By Gili Malinsky
By Bob Ruggiero
By Hilary Hughes
By Peter Gerstenzang
By David R. Adler
By Devon Maloney
By Brian McManus
By Jessica Hopper
Four years after the ambitious Emily the Strange on Broadway opus The Black Parade, New Jersey's My Chemical Romance are still experts at passing off glossy, brazen-faced, transcendent '70s AOR bloat as punk or post-hardcore or don't-call-me-emo emo. But unlike that album's garish guyliner anthems about death and disease, their new Danger Days: The True Lives of the Fabulous Killjoys is a 15-track power-pop cycle that's a lot less Queen and a lot more Styx: a retro-futuristic story arc wherein our outlaw heroes wage war against the musofacist regime with trendy robo-synths gurgling and recoiling like laser guns, and multi-part vocal harmonies triumphing above the crunch. Underlying moral message: Music ultimately saves the day. It's a sci-fi rock opera without the power ballads, a larger-than-life Apocalypse Idiot. There's lots of lyrics about big guns and warm car engines . . . and they're probably actually about big guns and warm car engines. There's a comic book on the way. Hopefully that will be better.
The lyrics really drive home the Mad Max aesthetic, a post-Armageddon wasteland of ash, broken glass, methane skies, gang wars, graffiti-dappled graves, errant fires, and—at about 26 minutes in—an actual explosion. Don't know if the imagery stems from 2012 anxiety, the icky realities of recessionomics, or the rising Tea Party/libertarian fear of Big Government, but the four outcast heroes of Danger Days are forced to survive off the detritus of the past. MCR's recent music videos have the boys recontextualizing Nintendo Zappers and motocross jackets, while the music itself retrofits old rock records, a dystopia-obsessed band creating new machines from scraps of FM transmissions: glitter-rock hooks, Aquanet-hardened cock-rock guitar solos, the clinical synths of '80s new wave. Or, as frontman Gerard Way screams over some Gary Numan–styled ice-punk: "We are the kids from yesterday, today."
But as Styx's Tommy Shaw once put it, "Haven't we been here before?" Very few records outside of hip-hop carry this much postmodern baggage. Our heroes "sparkle like Bowie" and "glimmer like Bolan" on "Vampire Money"—a song that parodies the "Are you ready, Steve?" intro of Sweet's "Ballroom Blitz." Their circa-2001 return-of-the-rock garage ripper "Party Poison" sounds like Hives with NASA's budget, and naturally borrows entire lines from both the Stooges and the MC5. On an album essentially about teenagers and wastelands, "Bulletproof Heart" is "Baba O'Riley," down to the staccato riff and Terry Riley electro-doodles, with "Lets blow a hole in this town, Jenny" kindly replacing "Sally, take my hand." The glittery, glam-era na na-na-nas that pepper the album are blown up into the hyperbolic gag of calling a single "Na Na Na (Na Na Na Na Na Na Na Na Na)." It's all so self-conscious and ironic that the band can get away with earnestly singing "Sing it for the boys, sing it for the girls/Every time that you lose it, sing it for the world" like they're lonelyhearts trapped in U2's cover of "Everlasting Love."

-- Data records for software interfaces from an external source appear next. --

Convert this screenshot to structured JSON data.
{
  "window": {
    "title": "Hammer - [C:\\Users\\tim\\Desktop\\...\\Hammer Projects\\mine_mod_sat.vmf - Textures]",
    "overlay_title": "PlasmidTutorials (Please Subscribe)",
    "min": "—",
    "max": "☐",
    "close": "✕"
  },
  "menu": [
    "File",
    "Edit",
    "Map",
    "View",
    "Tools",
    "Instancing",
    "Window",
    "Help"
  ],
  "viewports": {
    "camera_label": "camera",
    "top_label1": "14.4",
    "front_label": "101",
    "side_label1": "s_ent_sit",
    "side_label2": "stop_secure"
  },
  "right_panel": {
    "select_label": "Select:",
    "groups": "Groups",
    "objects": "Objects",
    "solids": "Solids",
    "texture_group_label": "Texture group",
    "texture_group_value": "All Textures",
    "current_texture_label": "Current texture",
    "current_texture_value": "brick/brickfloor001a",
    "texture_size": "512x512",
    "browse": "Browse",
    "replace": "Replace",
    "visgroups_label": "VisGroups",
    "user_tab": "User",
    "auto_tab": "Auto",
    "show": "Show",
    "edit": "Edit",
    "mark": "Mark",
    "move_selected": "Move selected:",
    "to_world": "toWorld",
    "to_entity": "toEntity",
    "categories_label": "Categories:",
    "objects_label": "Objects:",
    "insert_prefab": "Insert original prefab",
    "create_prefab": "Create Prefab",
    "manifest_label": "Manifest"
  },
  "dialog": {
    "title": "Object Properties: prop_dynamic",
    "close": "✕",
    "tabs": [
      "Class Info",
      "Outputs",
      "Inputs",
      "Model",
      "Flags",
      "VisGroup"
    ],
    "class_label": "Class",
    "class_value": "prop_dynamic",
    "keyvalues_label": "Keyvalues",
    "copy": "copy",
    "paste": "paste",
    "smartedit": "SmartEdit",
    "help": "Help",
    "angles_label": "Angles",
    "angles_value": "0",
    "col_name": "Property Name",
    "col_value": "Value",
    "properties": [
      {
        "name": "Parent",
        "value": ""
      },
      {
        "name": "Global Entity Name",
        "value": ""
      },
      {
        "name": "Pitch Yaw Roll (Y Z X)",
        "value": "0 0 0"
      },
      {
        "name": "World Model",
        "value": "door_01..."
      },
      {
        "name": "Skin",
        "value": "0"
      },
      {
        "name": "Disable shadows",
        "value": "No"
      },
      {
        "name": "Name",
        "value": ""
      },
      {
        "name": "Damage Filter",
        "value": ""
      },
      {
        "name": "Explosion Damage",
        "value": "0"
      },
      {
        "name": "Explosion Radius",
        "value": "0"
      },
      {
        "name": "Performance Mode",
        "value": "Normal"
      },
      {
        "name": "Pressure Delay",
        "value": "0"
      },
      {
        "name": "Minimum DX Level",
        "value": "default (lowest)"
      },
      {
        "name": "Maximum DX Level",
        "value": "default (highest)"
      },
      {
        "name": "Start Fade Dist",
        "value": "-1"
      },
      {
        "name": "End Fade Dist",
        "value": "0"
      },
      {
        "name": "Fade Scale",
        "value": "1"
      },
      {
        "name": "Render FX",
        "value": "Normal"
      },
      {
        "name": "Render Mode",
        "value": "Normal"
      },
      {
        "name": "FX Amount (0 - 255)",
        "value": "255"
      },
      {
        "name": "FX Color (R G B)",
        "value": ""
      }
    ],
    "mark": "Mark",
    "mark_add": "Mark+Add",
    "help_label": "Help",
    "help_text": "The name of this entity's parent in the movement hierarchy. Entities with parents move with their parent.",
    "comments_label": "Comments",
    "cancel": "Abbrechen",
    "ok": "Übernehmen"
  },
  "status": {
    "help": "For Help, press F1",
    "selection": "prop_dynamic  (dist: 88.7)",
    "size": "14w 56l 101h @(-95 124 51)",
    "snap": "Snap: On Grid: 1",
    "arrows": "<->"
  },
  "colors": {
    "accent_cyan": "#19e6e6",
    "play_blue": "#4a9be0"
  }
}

But the reason this convoluted rock opera can't match the Who, U2, Green Day, or even Styx is that Danger Days is a story constructed without rising or falling action. MCR's phasers are constantly set to stun, with 12 beaming songs and three intermissions wherein glorious FM gold (and occasionally disco-lite platinum) are dressed up in punk rags. No breathers, no heart, no warmth. It's a party record that's more excited about party planning. Way keeps insisting "run away from here," "run away with me," "run, bunny, run," "keep running," etc., but more often than not we're just running through his mixtapes and iTunes playlists. It turns out 2069 is just another year with too much happening and nothing to do.